A line qualifies if it holds the string "link". Copy every qualifying line from the records.
--- Exercise data Enclosed Below ---
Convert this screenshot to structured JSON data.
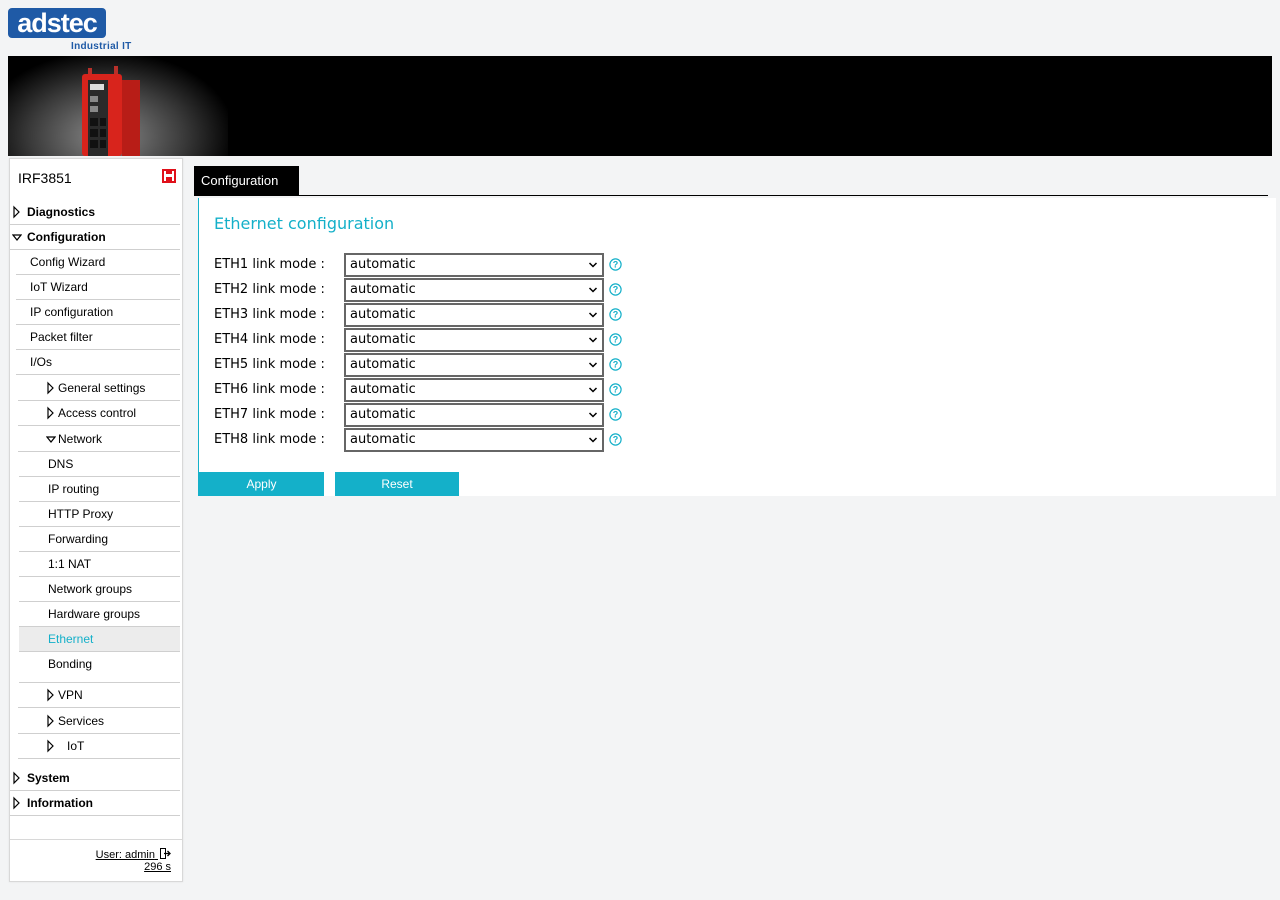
{
  "logo": {
    "word": "adstec",
    "subtitle": "Industrial IT"
  },
  "sidebar": {
    "device_name": "IRF3851",
    "items": [
      {
        "label": "Diagnostics"
      },
      {
        "label": "Configuration"
      },
      {
        "label": "Config Wizard"
      },
      {
        "label": "IoT Wizard"
      },
      {
        "label": "IP configuration"
      },
      {
        "label": "Packet filter"
      },
      {
        "label": "I/Os"
      },
      {
        "label": "General settings"
      },
      {
        "label": "Access control"
      },
      {
        "label": "Network"
      },
      {
        "label": "DNS"
      },
      {
        "label": "IP routing"
      },
      {
        "label": "HTTP Proxy"
      },
      {
        "label": "Forwarding"
      },
      {
        "label": "1:1 NAT"
      },
      {
        "label": "Network groups"
      },
      {
        "label": "Hardware groups"
      },
      {
        "label": "Ethernet",
        "active": true
      },
      {
        "label": "Bonding"
      },
      {
        "label": "VPN"
      },
      {
        "label": "Services"
      },
      {
        "label": "IoT"
      },
      {
        "label": "System"
      },
      {
        "label": "Information"
      }
    ],
    "user": "User: admin",
    "timer": "296 s"
  },
  "tabs": [
    {
      "label": "Configuration"
    }
  ],
  "main": {
    "title": "Ethernet configuration",
    "fields": [
      {
        "label": "ETH1 link mode :",
        "value": "automatic"
      },
      {
        "label": "ETH2 link mode :",
        "value": "automatic"
      },
      {
        "label": "ETH3 link mode :",
        "value": "automatic"
      },
      {
        "label": "ETH4 link mode :",
        "value": "automatic"
      },
      {
        "label": "ETH5 link mode :",
        "value": "automatic"
      },
      {
        "label": "ETH6 link mode :",
        "value": "automatic"
      },
      {
        "label": "ETH7 link mode :",
        "value": "automatic"
      },
      {
        "label": "ETH8 link mode :",
        "value": "automatic"
      }
    ],
    "apply_label": "Apply",
    "reset_label": "Reset"
  },
  "colors": {
    "accent": "#14b0c9",
    "brand": "#1f5aa6",
    "save_icon": "#e0101a"
  }
}
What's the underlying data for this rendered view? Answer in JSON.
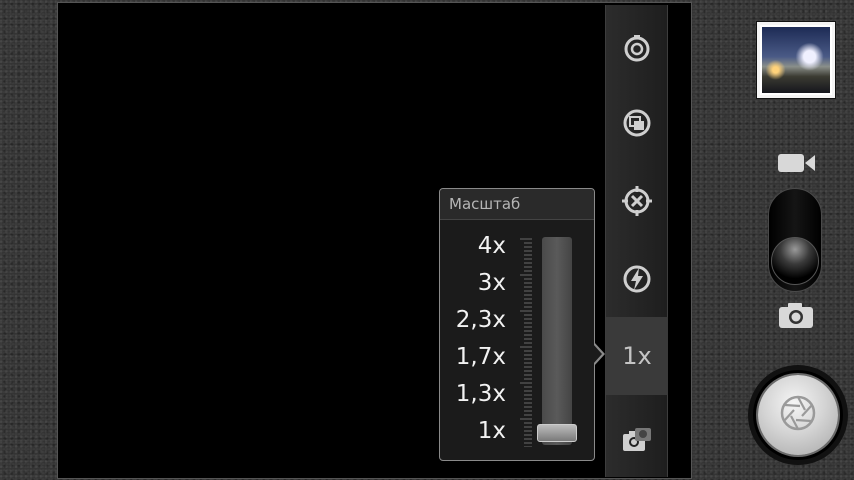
{
  "camera": {
    "viewfinder": {
      "state": "black"
    },
    "settings_strip": {
      "items": [
        {
          "icon": "camera-settings-icon"
        },
        {
          "icon": "scene-mode-icon"
        },
        {
          "icon": "focus-mode-icon"
        },
        {
          "icon": "flash-off-icon"
        },
        {
          "icon": "zoom-level",
          "label": "1x"
        },
        {
          "icon": "switch-camera-icon"
        }
      ]
    },
    "zoom_popup": {
      "title": "Масштаб",
      "levels": [
        "4x",
        "3x",
        "2,3x",
        "1,7x",
        "1,3x",
        "1x"
      ],
      "current_level": "1x",
      "slider_value": 0
    },
    "right_panel": {
      "thumbnail_icon": "last-photo-thumbnail",
      "video_mode_icon": "video-camera-icon",
      "photo_mode_icon": "photo-camera-icon",
      "mode_switch_selected": "photo",
      "shutter_icon": "shutter-aperture-icon"
    },
    "colors": {
      "background": "#333333",
      "viewfinder": "#000000",
      "popup_border": "#8a8a8a",
      "text": "#f2f2f2"
    }
  }
}
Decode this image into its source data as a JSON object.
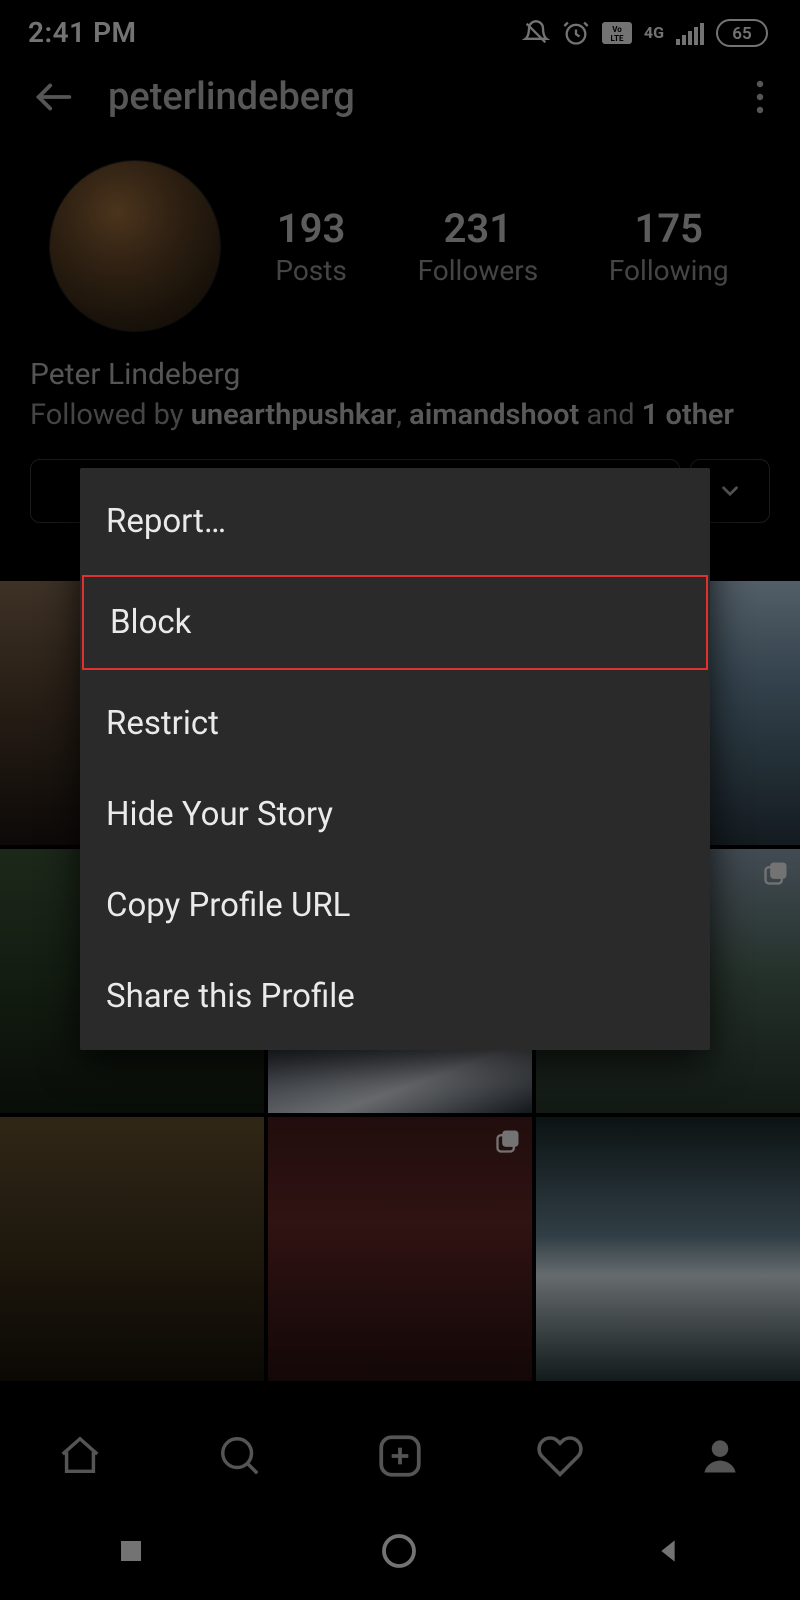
{
  "status": {
    "time": "2:41 PM",
    "battery": "65",
    "network": "4G"
  },
  "header": {
    "username": "peterlindeberg"
  },
  "profile": {
    "display_name": "Peter Lindeberg",
    "stats": {
      "posts": {
        "count": "193",
        "label": "Posts"
      },
      "followers": {
        "count": "231",
        "label": "Followers"
      },
      "following": {
        "count": "175",
        "label": "Following"
      }
    },
    "followed_by": {
      "prefix": "Followed by ",
      "user1": "unearthpushkar",
      "sep1": ", ",
      "user2": "aimandshoot",
      "sep2": " and ",
      "suffix": "1 other"
    }
  },
  "menu": {
    "report": "Report…",
    "block": "Block",
    "restrict": "Restrict",
    "hide_story": "Hide Your Story",
    "copy_url": "Copy Profile URL",
    "share": "Share this Profile"
  }
}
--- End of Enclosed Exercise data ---
Exercise output:
        "label": "ETH1 link mode :",
        "label": "ETH2 link mode :",
        "label": "ETH3 link mode :",
        "label": "ETH4 link mode :",
        "label": "ETH5 link mode :",
        "label": "ETH6 link mode :",
        "label": "ETH7 link mode :",
        "label": "ETH8 link mode :",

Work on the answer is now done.